• _ENTRIES SHOWN_

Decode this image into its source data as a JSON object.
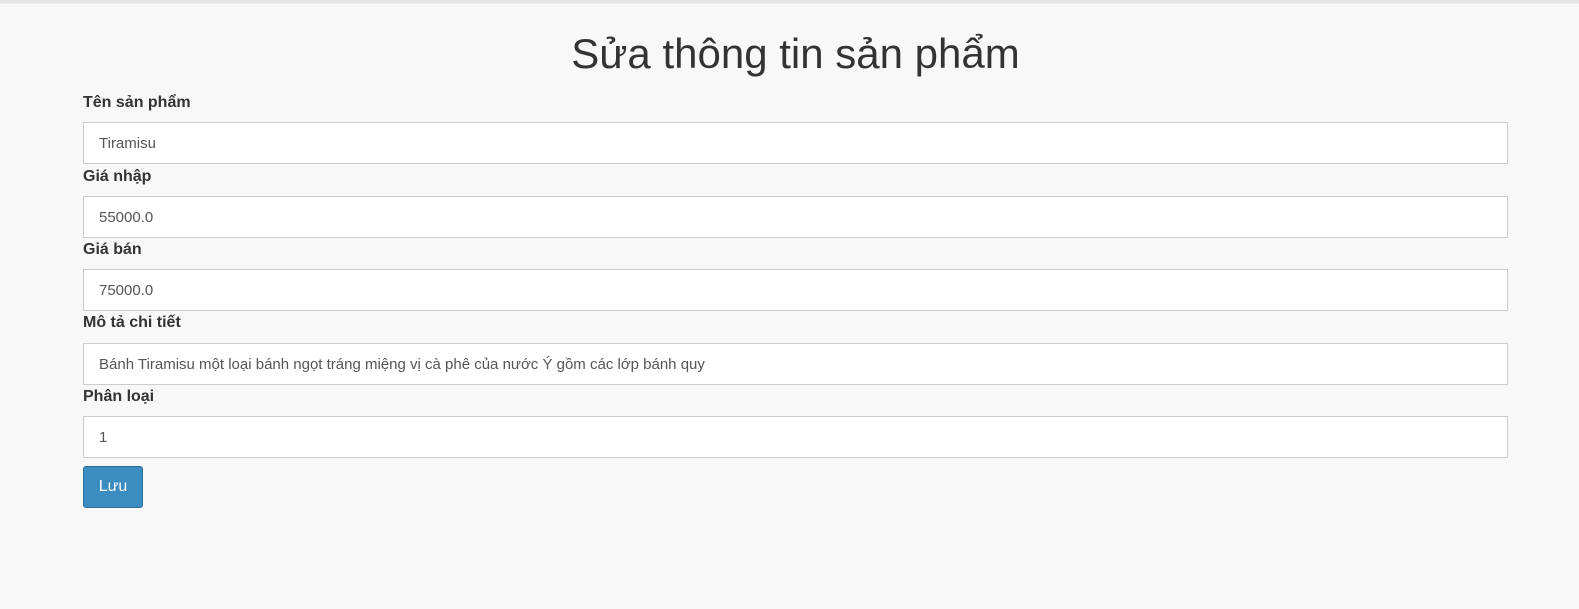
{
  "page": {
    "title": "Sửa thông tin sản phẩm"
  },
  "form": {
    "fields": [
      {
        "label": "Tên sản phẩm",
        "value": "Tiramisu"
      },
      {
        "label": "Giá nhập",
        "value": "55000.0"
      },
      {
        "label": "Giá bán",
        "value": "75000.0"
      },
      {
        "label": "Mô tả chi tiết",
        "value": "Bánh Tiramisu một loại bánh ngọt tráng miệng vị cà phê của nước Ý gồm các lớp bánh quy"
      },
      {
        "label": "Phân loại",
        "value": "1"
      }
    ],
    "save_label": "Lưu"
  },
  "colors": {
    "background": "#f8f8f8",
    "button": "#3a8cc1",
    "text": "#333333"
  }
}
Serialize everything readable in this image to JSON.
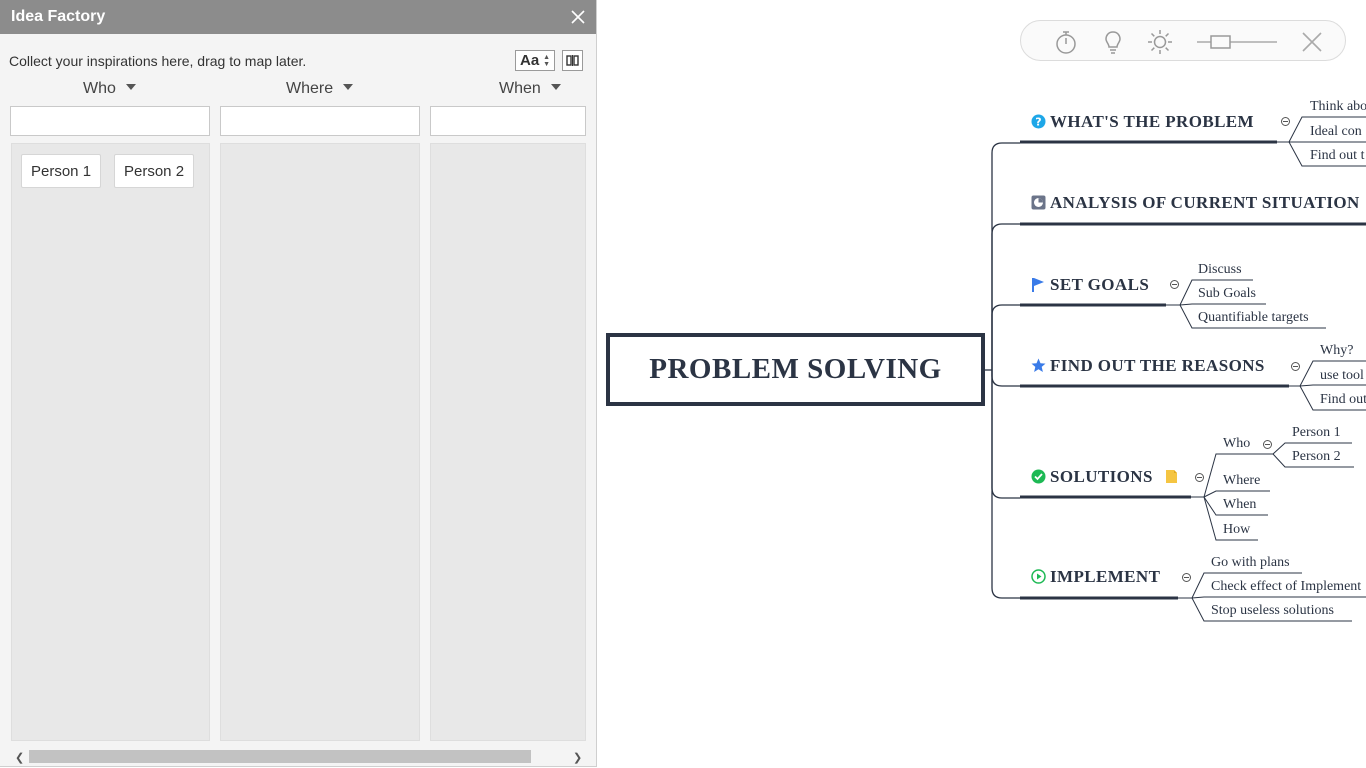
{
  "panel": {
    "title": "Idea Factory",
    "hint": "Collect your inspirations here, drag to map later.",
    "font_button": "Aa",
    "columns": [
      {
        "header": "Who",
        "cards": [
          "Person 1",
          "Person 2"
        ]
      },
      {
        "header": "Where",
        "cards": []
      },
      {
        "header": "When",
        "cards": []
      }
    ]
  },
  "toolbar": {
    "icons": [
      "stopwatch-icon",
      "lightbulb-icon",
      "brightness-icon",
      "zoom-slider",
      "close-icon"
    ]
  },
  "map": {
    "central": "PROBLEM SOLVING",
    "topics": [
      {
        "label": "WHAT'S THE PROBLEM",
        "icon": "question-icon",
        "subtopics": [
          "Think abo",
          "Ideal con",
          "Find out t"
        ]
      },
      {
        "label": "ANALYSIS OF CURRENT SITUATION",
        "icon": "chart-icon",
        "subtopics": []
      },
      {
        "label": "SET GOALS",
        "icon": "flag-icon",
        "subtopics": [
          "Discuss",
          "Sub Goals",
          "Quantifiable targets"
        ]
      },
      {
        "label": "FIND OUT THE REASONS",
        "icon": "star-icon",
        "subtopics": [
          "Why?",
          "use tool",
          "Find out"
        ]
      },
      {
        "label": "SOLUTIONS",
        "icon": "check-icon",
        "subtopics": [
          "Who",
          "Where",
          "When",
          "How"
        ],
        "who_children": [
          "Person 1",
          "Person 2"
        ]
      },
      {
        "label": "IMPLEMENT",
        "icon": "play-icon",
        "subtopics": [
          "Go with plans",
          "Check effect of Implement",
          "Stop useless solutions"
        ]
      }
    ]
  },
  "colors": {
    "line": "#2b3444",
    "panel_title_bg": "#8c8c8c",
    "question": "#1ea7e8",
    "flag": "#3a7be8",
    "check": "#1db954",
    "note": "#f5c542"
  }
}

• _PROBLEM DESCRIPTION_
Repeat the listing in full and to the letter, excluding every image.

• _SOLVED EXERCISE_
Decode this image into its source data as a JSON object.
{
  "page": {
    "title": "Sửa thông tin sản phẩm"
  },
  "form": {
    "fields": [
      {
        "label": "Tên sản phẩm",
        "value": "Tiramisu"
      },
      {
        "label": "Giá nhập",
        "value": "55000.0"
      },
      {
        "label": "Giá bán",
        "value": "75000.0"
      },
      {
        "label": "Mô tả chi tiết",
        "value": "Bánh Tiramisu một loại bánh ngọt tráng miệng vị cà phê của nước Ý gồm các lớp bánh quy"
      },
      {
        "label": "Phân loại",
        "value": "1"
      }
    ],
    "save_label": "Lưu"
  },
  "colors": {
    "background": "#f8f8f8",
    "button": "#3a8cc1",
    "text": "#333333"
  }
}
Serialize everything readable in this image to JSON.
{
  "panel": {
    "title": "Idea Factory",
    "hint": "Collect your inspirations here, drag to map later.",
    "font_button": "Aa",
    "columns": [
      {
        "header": "Who",
        "cards": [
          "Person 1",
          "Person 2"
        ]
      },
      {
        "header": "Where",
        "cards": []
      },
      {
        "header": "When",
        "cards": []
      }
    ]
  },
  "toolbar": {
    "icons": [
      "stopwatch-icon",
      "lightbulb-icon",
      "brightness-icon",
      "zoom-slider",
      "close-icon"
    ]
  },
  "map": {
    "central": "PROBLEM SOLVING",
    "topics": [
      {
        "label": "WHAT'S THE PROBLEM",
        "icon": "question-icon",
        "subtopics": [
          "Think abo",
          "Ideal con",
          "Find out t"
        ]
      },
      {
        "label": "ANALYSIS OF CURRENT SITUATION",
        "icon": "chart-icon",
        "subtopics": []
      },
      {
        "label": "SET GOALS",
        "icon": "flag-icon",
        "subtopics": [
          "Discuss",
          "Sub Goals",
          "Quantifiable targets"
        ]
      },
      {
        "label": "FIND OUT THE REASONS",
        "icon": "star-icon",
        "subtopics": [
          "Why?",
          "use tool",
          "Find out"
        ]
      },
      {
        "label": "SOLUTIONS",
        "icon": "check-icon",
        "subtopics": [
          "Who",
          "Where",
          "When",
          "How"
        ],
        "who_children": [
          "Person 1",
          "Person 2"
        ]
      },
      {
        "label": "IMPLEMENT",
        "icon": "play-icon",
        "subtopics": [
          "Go with plans",
          "Check effect of Implement",
          "Stop useless solutions"
        ]
      }
    ]
  },
  "colors": {
    "line": "#2b3444",
    "panel_title_bg": "#8c8c8c",
    "question": "#1ea7e8",
    "flag": "#3a7be8",
    "check": "#1db954",
    "note": "#f5c542"
  }
}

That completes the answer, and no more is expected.